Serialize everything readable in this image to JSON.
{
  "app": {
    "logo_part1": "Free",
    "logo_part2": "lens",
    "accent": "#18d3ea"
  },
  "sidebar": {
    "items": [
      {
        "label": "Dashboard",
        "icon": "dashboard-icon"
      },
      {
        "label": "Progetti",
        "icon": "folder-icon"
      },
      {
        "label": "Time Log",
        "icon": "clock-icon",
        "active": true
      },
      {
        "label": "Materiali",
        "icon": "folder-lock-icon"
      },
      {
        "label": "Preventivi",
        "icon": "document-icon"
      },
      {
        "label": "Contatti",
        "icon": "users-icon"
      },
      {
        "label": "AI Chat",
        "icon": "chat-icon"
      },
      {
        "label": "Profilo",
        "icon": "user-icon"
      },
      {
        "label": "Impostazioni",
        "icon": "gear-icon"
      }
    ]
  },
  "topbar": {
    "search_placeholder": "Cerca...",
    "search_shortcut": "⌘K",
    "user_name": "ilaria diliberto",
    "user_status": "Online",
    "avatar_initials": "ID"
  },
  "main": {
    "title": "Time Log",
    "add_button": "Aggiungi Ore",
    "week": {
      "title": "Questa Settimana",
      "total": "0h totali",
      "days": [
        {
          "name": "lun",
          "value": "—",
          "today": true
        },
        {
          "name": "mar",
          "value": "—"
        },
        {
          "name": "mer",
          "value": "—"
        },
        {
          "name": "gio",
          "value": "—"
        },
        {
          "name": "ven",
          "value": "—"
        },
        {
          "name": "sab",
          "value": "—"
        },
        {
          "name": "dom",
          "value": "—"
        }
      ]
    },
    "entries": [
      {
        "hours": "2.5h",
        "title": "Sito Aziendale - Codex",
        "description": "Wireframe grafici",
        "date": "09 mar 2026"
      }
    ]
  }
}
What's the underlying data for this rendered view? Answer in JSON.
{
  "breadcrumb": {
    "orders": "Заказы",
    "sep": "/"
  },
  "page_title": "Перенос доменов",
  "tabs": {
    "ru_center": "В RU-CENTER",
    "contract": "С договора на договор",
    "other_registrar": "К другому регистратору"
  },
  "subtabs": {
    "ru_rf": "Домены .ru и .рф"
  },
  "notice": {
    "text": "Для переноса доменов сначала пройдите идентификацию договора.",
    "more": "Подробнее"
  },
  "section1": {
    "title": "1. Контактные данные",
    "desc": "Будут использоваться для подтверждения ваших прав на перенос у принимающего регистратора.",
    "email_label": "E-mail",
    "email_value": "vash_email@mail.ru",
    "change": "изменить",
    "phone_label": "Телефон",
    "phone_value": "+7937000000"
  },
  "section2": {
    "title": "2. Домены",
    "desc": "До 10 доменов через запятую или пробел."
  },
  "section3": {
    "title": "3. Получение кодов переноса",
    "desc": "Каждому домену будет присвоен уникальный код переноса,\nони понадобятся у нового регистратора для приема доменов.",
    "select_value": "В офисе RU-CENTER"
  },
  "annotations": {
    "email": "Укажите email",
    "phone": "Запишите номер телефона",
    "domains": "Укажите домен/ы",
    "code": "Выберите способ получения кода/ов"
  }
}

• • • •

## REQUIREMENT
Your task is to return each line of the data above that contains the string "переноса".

## RESPONSE BOX
    "text": "Для переноса доменов сначала пройдите идентификацию договора.",
    "title": "3. Получение кодов переноса",
    "desc": "Каждому домену будет присвоен уникальный код переноса,\nони понадобятся у нового регистратора для приема доменов.",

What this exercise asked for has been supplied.